Where Have All the Cowboys Gone?

Private Equity Funds as Lenders


Published Jun 7, 2016 12:23 AM by Siri Wennevik and June Ho

By Siri Wennevik and June Ho of Wikborg Rein, Singapore

Some 12 - 18 months ago, the suggestion of private equity funds (PE funds) sauntering into the world of shipping was met with widespread disdain. They didn’t know “the business”, "it’s not done like that in these parts”. They were the proverbial cattle rustlers looking for a quick hit. They, undoubtedly, wore black hats.  

However, the expectant wave of private equity flowing into shipping never really materialised on a larger scale and the once-feared “outsiders” are now seen as a mythical saviour. A view fuelled by a financial environment where banks no longer have the lending capacity or appetite for such perceived high-risk lending.
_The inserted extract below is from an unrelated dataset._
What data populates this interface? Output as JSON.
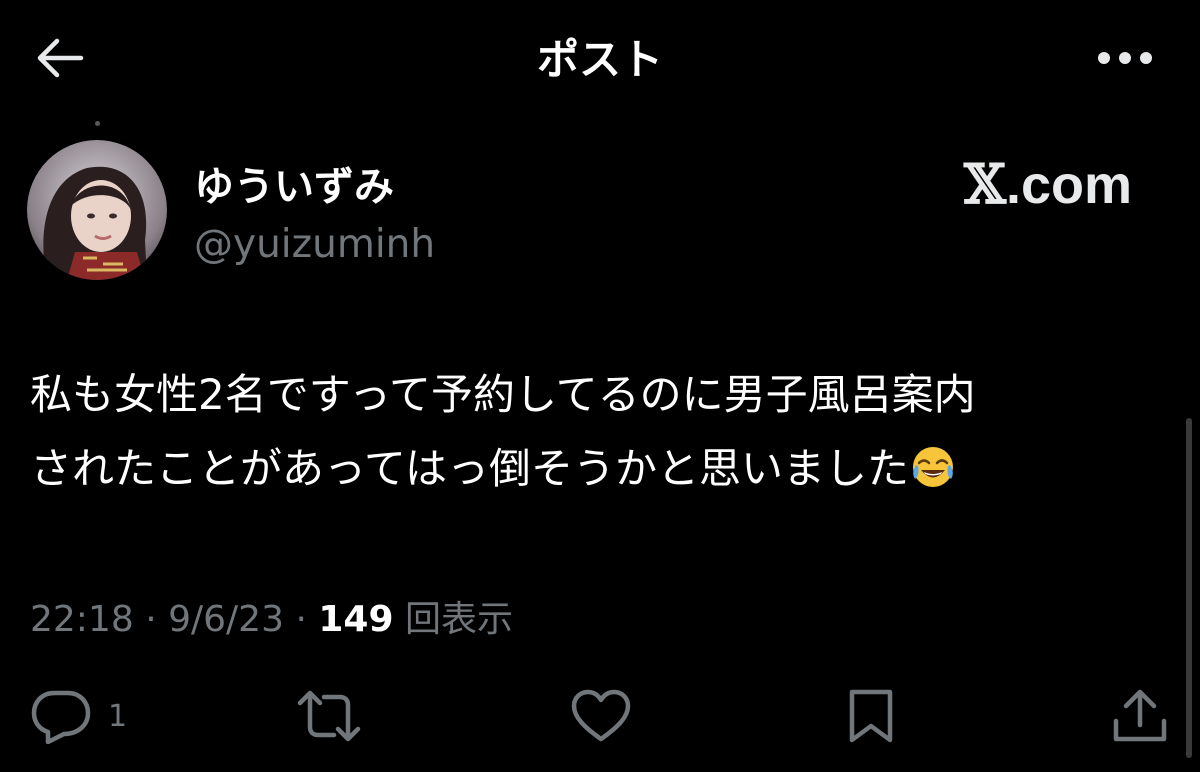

This was about a year ago. Since then, the shipping/offshore markets have taken yet another nosedive, plumbing new depths due to a variety of factors, most notoriously the continued drop in oil prices. To date, this has not improved and naysayers abound in the market. Where do we go from here – what do we do? Who will be lenders to the shipping/offshore companies going forward?


In today’s market, banks are still willing to lend, but only if you are a top tier ship/offshore owner. If not, you have to look elsewhere for funding. PE funds have been mostly counter-cyclical by rule, and used to be actively accumulating shipping debt. However, we are seeing even this business line slowing down and, more or less, a general reluctance for any form of PE financing into the depressed offshore sector. 


Some PE funds that have entered the shipping/offshore sector have realised that their returns did not materialize as expected. To make matters worse, exit options are limited, and it takes longer than expected before investments mature. For these reasons, PE fund managers are understandably more wary of pursuing similar shipping and offshore investments. Asset valuations and projections of shipping/ offshore projects may also be more difficult than initially envisaged, and it is now clear they require specialised sector knowledge which most PE funds have not yet mastered. 

That said, owners are also not making themselves attractive enough for PE funds to invest in or lend to. More needs to be done by the owners, if they are proactively looking for funding: think big changes, for example identifying synergies of consolidation/joint venture opportunities with other owners which PE funds could look to invest. PE funds are like any other stakeholders…they need to see a company as a viable option and a good investment. 


If markets do not turn in the near future there may be a real risk that the PE funds who have entered the shipping markets will not stick around to support shipping/offshore owners. The PE funds’ strategic financing view is generally more short term – buy in quickly and exit as soon as returns are made or, in a bleak economy, exit before more losses are incurred. This does not sit well with the shipping/offshore cycle which typically takes far longer before any recovery and returns can be made. Also, limited exit options (or in certain cases no exit option) may mean that fewer PE funds will be looking to making any new investments in the shipping/offshore market. The risk is just too high.

However, there may be a silver lining….. If, and when, prices of shipping/offshore assets (or shipping/offshore loans) hit rock bottom, and the entry ticket can be bought at a low enough price, investments in shipping/offshore may become acceptably attractive to PE funds. At this point they will not need much of an upside before they make some good money on their investment. The timeframe may also be at a more “PE fund friendly” investment tenure. 


So, the billion dollar question is – has the market hit rock bottom yet? Is the current market a true reflection of asset and company values in the shipping/offshore industry? 

Many owners have been kept artificially afloat by lenders who are not ready - yet - to cut their losses. This ‘wait and hope’ strategy has kept these zombie-companies alive, and stopped healthy consolidation actions which may be what is needed to bring about the overdue market readjustment.

Even with the recent lack of PE investments in the shipping/offshore sector, it is probably premature to write-off PE funds as an alternative, and much needed, source of financing to shipping/offshore companies. It is a question of timing – because the cavalry is always meant to arrive just in time. 

The opinions expressed herein are the author's and not necessarily those of The Maritime Executive.